Research

Attenuation of Corticosteroid-Induced Hippocampal Changes

Purpose

The purpose of this study is to determine if memantine is associated with greater improvement in declarative memory than placebo in patients receiving prescription corticosteroids. We will also examine if memantine is associated with greater improvement in working memory and other cognitive domains, mood symptoms, and functional quality of life than placebo.

Summary

The study is open to all English-speaking men and women aged 18-65 years. The patients must be taking at least 5 mg of prednisone or prednisolone for at least 6 months, with anticipated treatment for at least another 12 months.

The duration of the study is two 24-week cycles, with a week between cycles (for a total of approximately 50 weeks).  During each cycle, the patient will have five clinic visits.

The patients will be given various mood, memory and health assessments during the study. The study also includes three MRI scans, so patients with metal implants close to the head or with claustrophobia will not be good candidates for the study. Participants must not have a history of mood disorders such as depression, bipolar disorder, and schizophrenia that is unrelated to corticosteroid use. Moreover, any conditions involving the central nervous system including multiple sclerosis, brain tumor, and seizures, and a lifetime history of drug and alcohol dependence are exclusions for the study. We encourage all patients to call the researchers to be screened for the study criteria.

Background

We have pilot data suggesting that memantine (an NMDA receptor antagonist) improves declarative memory, a measure of hippocampal functioning, in people receiving prednisone therapy. Based on these data, a definitive trial of memantine is proposed in humans receiving corticosteroids. The study will examine declarative memory, explore other cognitive domains, hippocampal NAA and Glu levels, and brain region volumes.

Frequently Asked Questions

Q: What medication will I be given?

A: The study medication is a NMDA receptor antagonist called memantine.  You will either receive this medication or a placebo (a pill that looks the same but has no active ingredients).

Q: Is compensation available for participation in the study?

A: Yes, patients will be paid for each visit in the study.

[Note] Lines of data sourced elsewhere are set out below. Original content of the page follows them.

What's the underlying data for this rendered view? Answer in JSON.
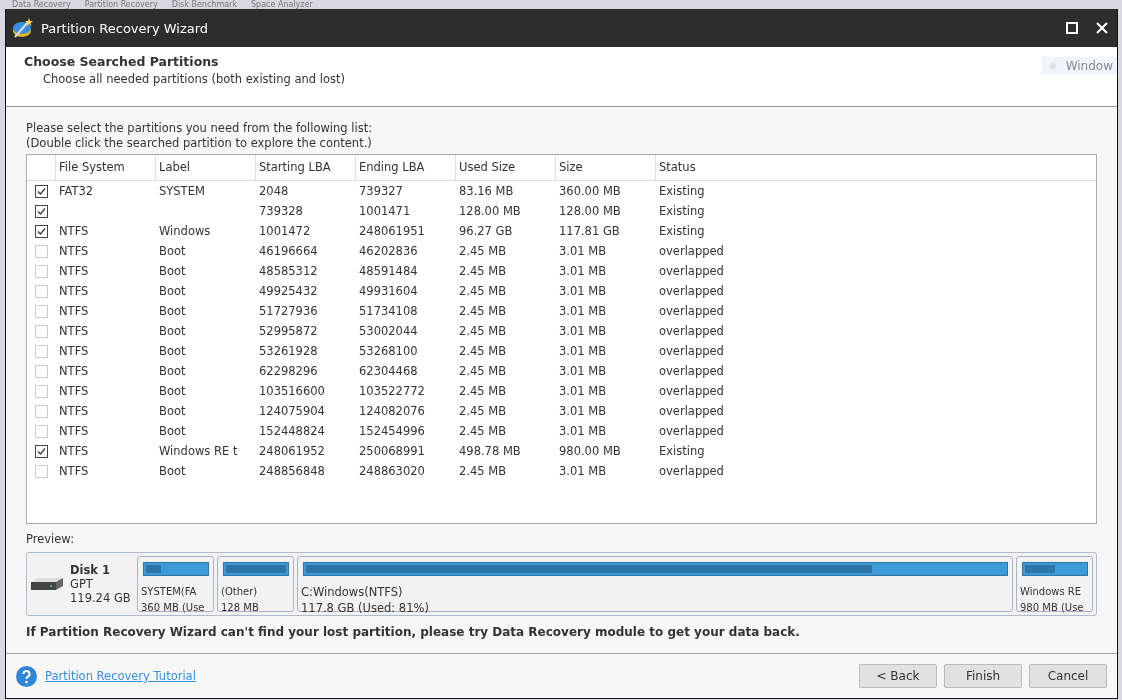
{
  "background_menu": [
    "Data Recovery",
    "Partition Recovery",
    "Disk Benchmark",
    "Space Analyzer"
  ],
  "window": {
    "title": "Partition Recovery Wizard"
  },
  "header": {
    "title": "Choose Searched Partitions",
    "subtitle": "Choose all needed partitions (both existing and lost)",
    "background_tab": "Window"
  },
  "instructions": [
    "Please select the partitions you need from the following list:",
    "(Double click the searched partition to explore the content.)"
  ],
  "table": {
    "columns": [
      "File System",
      "Label",
      "Starting LBA",
      "Ending LBA",
      "Used Size",
      "Size",
      "Status"
    ],
    "rows": [
      {
        "checked": true,
        "cells": [
          "FAT32",
          "SYSTEM",
          "2048",
          "739327",
          "83.16 MB",
          "360.00 MB",
          "Existing"
        ]
      },
      {
        "checked": true,
        "cells": [
          "",
          "",
          "739328",
          "1001471",
          "128.00 MB",
          "128.00 MB",
          "Existing"
        ]
      },
      {
        "checked": true,
        "cells": [
          "NTFS",
          "Windows",
          "1001472",
          "248061951",
          "96.27 GB",
          "117.81 GB",
          "Existing"
        ]
      },
      {
        "checked": false,
        "cells": [
          "NTFS",
          "Boot",
          "46196664",
          "46202836",
          "2.45 MB",
          "3.01 MB",
          "overlapped"
        ]
      },
      {
        "checked": false,
        "cells": [
          "NTFS",
          "Boot",
          "48585312",
          "48591484",
          "2.45 MB",
          "3.01 MB",
          "overlapped"
        ]
      },
      {
        "checked": false,
        "cells": [
          "NTFS",
          "Boot",
          "49925432",
          "49931604",
          "2.45 MB",
          "3.01 MB",
          "overlapped"
        ]
      },
      {
        "checked": false,
        "cells": [
          "NTFS",
          "Boot",
          "51727936",
          "51734108",
          "2.45 MB",
          "3.01 MB",
          "overlapped"
        ]
      },
      {
        "checked": false,
        "cells": [
          "NTFS",
          "Boot",
          "52995872",
          "53002044",
          "2.45 MB",
          "3.01 MB",
          "overlapped"
        ]
      },
      {
        "checked": false,
        "cells": [
          "NTFS",
          "Boot",
          "53261928",
          "53268100",
          "2.45 MB",
          "3.01 MB",
          "overlapped"
        ]
      },
      {
        "checked": false,
        "cells": [
          "NTFS",
          "Boot",
          "62298296",
          "62304468",
          "2.45 MB",
          "3.01 MB",
          "overlapped"
        ]
      },
      {
        "checked": false,
        "cells": [
          "NTFS",
          "Boot",
          "103516600",
          "103522772",
          "2.45 MB",
          "3.01 MB",
          "overlapped"
        ]
      },
      {
        "checked": false,
        "cells": [
          "NTFS",
          "Boot",
          "124075904",
          "124082076",
          "2.45 MB",
          "3.01 MB",
          "overlapped"
        ]
      },
      {
        "checked": false,
        "cells": [
          "NTFS",
          "Boot",
          "152448824",
          "152454996",
          "2.45 MB",
          "3.01 MB",
          "overlapped"
        ]
      },
      {
        "checked": true,
        "cells": [
          "NTFS",
          "Windows RE t",
          "248061952",
          "250068991",
          "498.78 MB",
          "980.00 MB",
          "Existing"
        ]
      },
      {
        "checked": false,
        "cells": [
          "NTFS",
          "Boot",
          "248856848",
          "248863020",
          "2.45 MB",
          "3.01 MB",
          "overlapped"
        ]
      }
    ]
  },
  "preview": {
    "label": "Preview:",
    "disk": {
      "name": "Disk 1",
      "type": "GPT",
      "size": "119.24 GB"
    },
    "partitions": [
      {
        "name": "SYSTEM(FA",
        "detail": "360 MB (Use",
        "level": 0.25,
        "wide": false
      },
      {
        "name": "(Other)",
        "detail": "128 MB",
        "level": 1.0,
        "wide": false
      },
      {
        "name": "C:Windows(NTFS)",
        "detail": "117.8 GB (Used: 81%)",
        "level": 0.81,
        "wide": true
      },
      {
        "name": "Windows RE",
        "detail": "980 MB (Use",
        "level": 0.5,
        "wide": false
      }
    ]
  },
  "note": "If Partition Recovery Wizard can't find your lost partition, please try Data Recovery module to get your data back.",
  "footer": {
    "link": "Partition Recovery Tutorial",
    "buttons": [
      "< Back",
      "Finish",
      "Cancel"
    ]
  }
}
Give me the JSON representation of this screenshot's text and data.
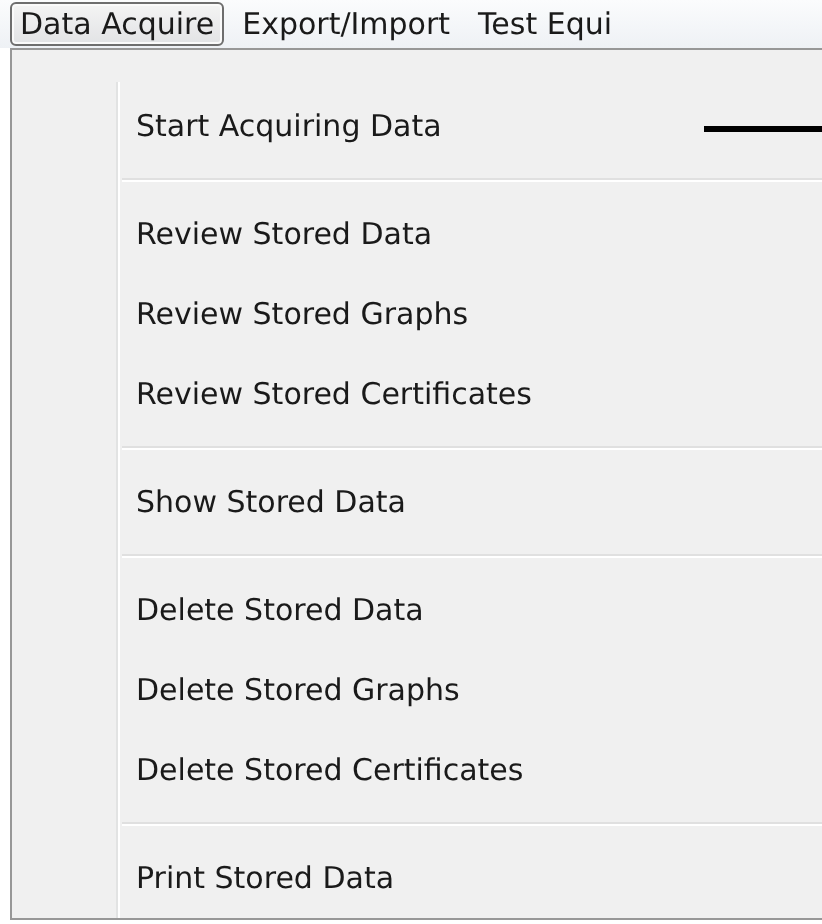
{
  "menu_bar": {
    "items": [
      {
        "label": "Data Acquire",
        "selected": true
      },
      {
        "label": "Export/Import",
        "selected": false
      },
      {
        "label": "Test Equi",
        "selected": false
      }
    ]
  },
  "menu": {
    "items": [
      {
        "kind": "item",
        "label": "Start Acquiring Data"
      },
      {
        "kind": "separator"
      },
      {
        "kind": "item",
        "label": "Review Stored Data"
      },
      {
        "kind": "item",
        "label": "Review Stored Graphs"
      },
      {
        "kind": "item",
        "label": "Review Stored Certificates"
      },
      {
        "kind": "separator"
      },
      {
        "kind": "item",
        "label": "Show Stored Data"
      },
      {
        "kind": "separator"
      },
      {
        "kind": "item",
        "label": "Delete Stored Data"
      },
      {
        "kind": "item",
        "label": "Delete Stored Graphs"
      },
      {
        "kind": "item",
        "label": "Delete Stored Certificates"
      },
      {
        "kind": "separator"
      },
      {
        "kind": "item",
        "label": "Print Stored Data"
      }
    ]
  }
}
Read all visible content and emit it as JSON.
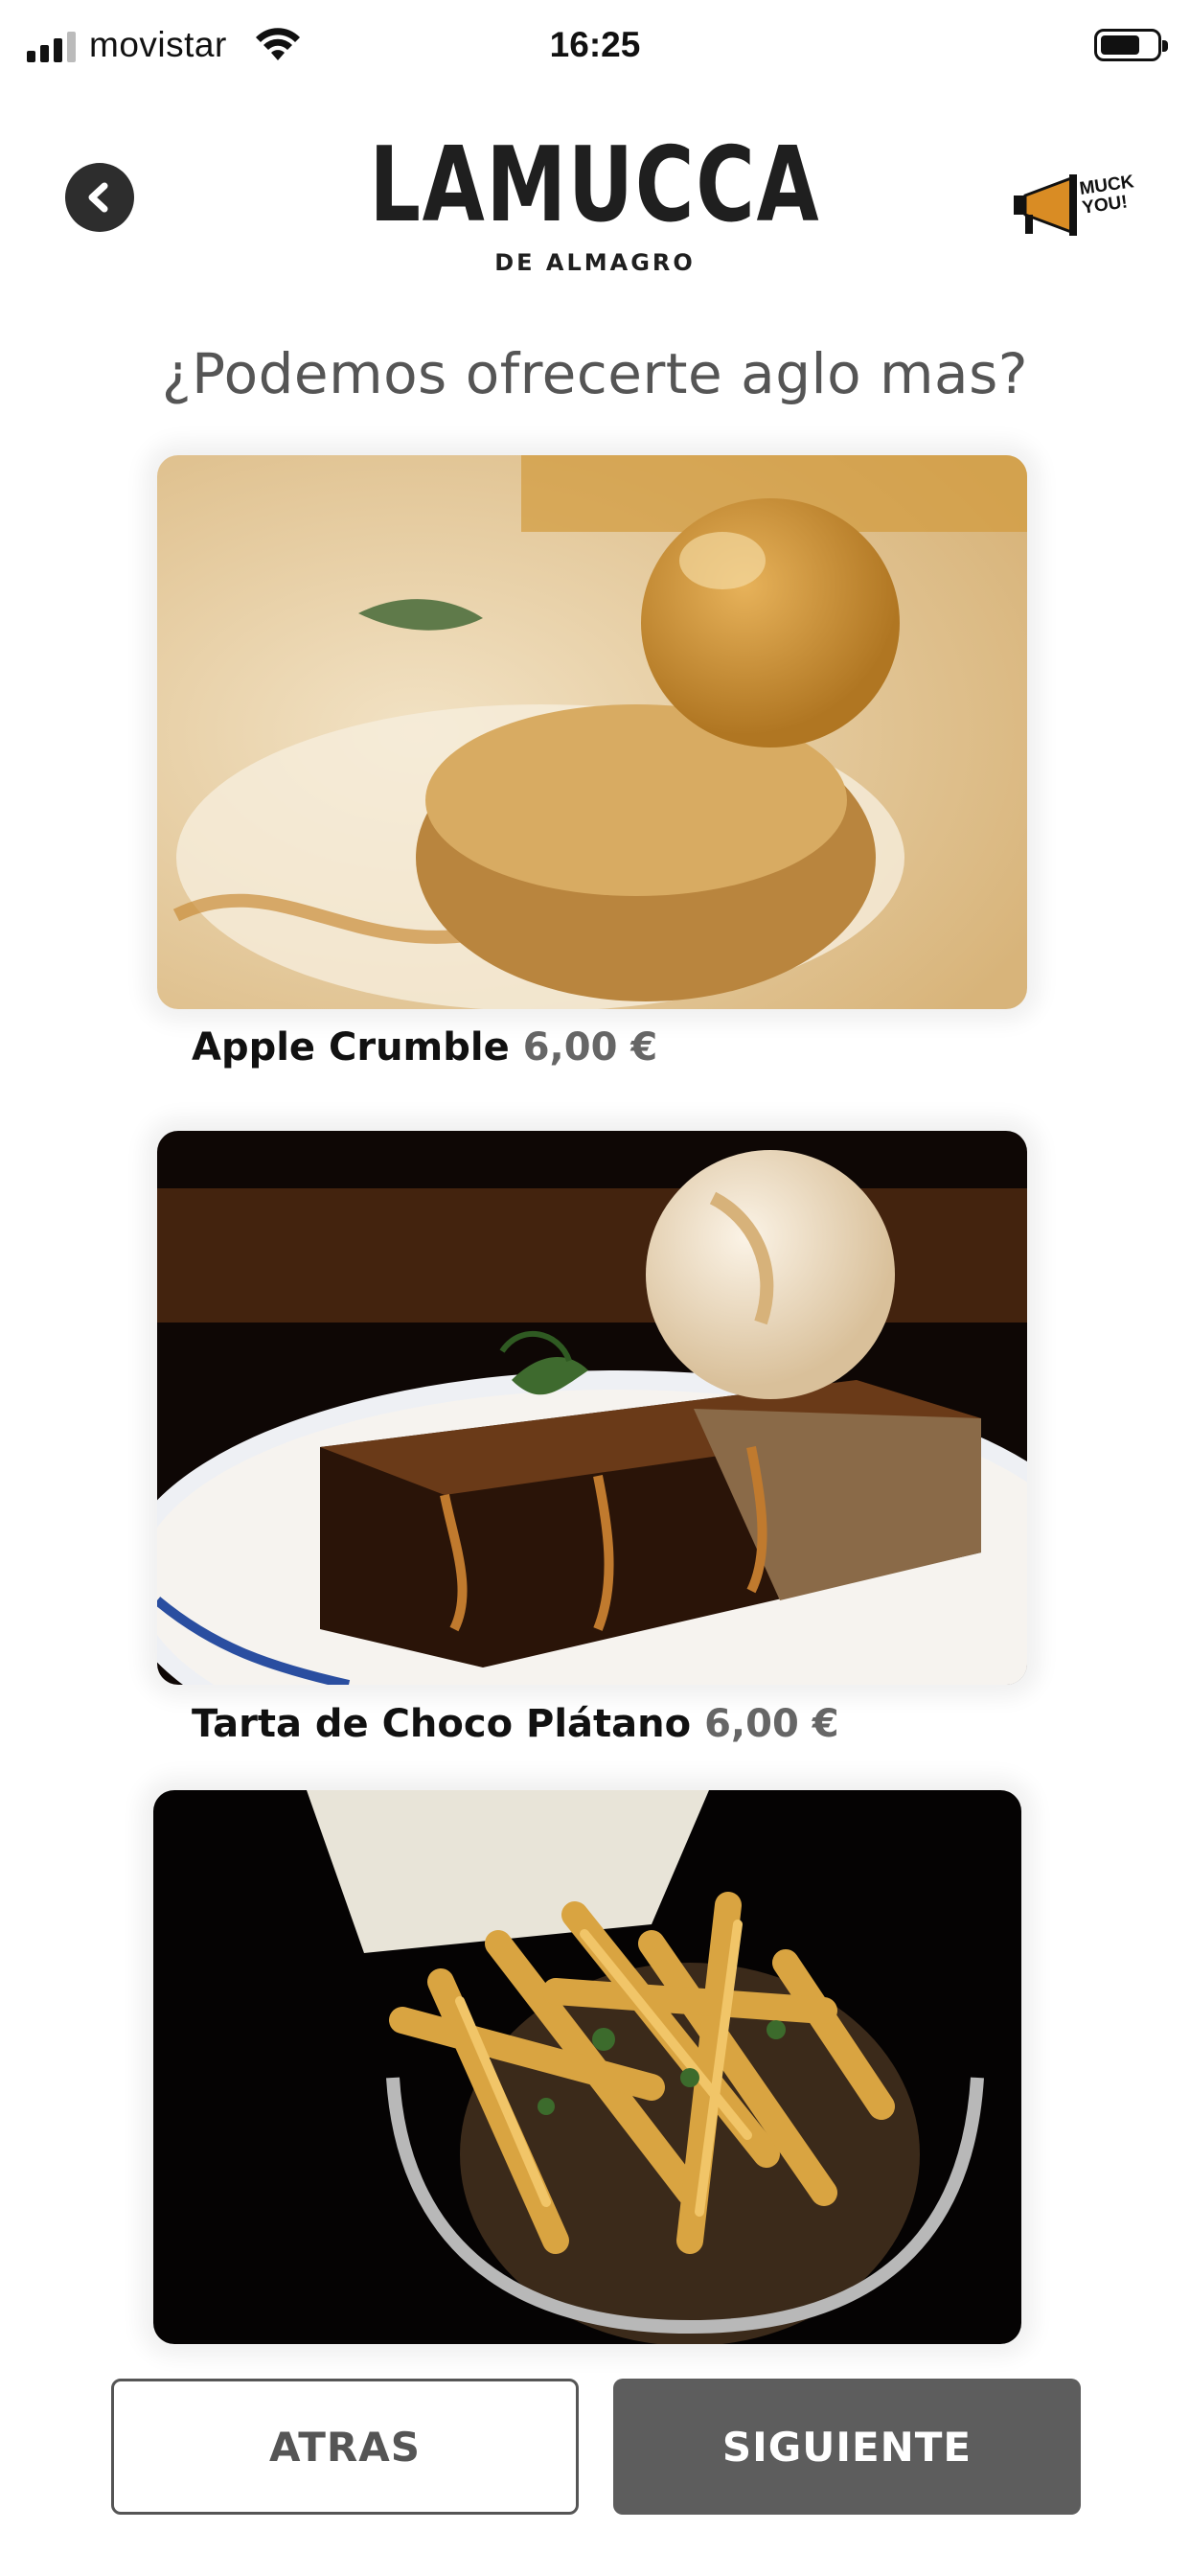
{
  "status_bar": {
    "carrier": "movistar",
    "time": "16:25"
  },
  "header": {
    "logo_main": "LAMUCCA",
    "logo_sub": "DE ALMAGRO",
    "muck_badge_line1": "MUCK",
    "muck_badge_line2": "YOU!"
  },
  "page_title": "¿Podemos ofrecerte aglo mas?",
  "products": [
    {
      "name": "Apple Crumble",
      "price": "6,00 €"
    },
    {
      "name": "Tarta de Choco Plátano",
      "price": "6,00 €"
    },
    {
      "name": "",
      "price": ""
    }
  ],
  "buttons": {
    "back_label": "ATRAS",
    "next_label": "SIGUIENTE"
  },
  "colors": {
    "title_gray": "#555555",
    "next_button_bg": "#5d5d5d",
    "back_button_border": "#555555"
  }
}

Patients will also be paid for the successful completion of MRI scans.

Q: Is transportation available for the study appointments?

A: Yes. DART passes will be provided for each study visit to cover transportation costs.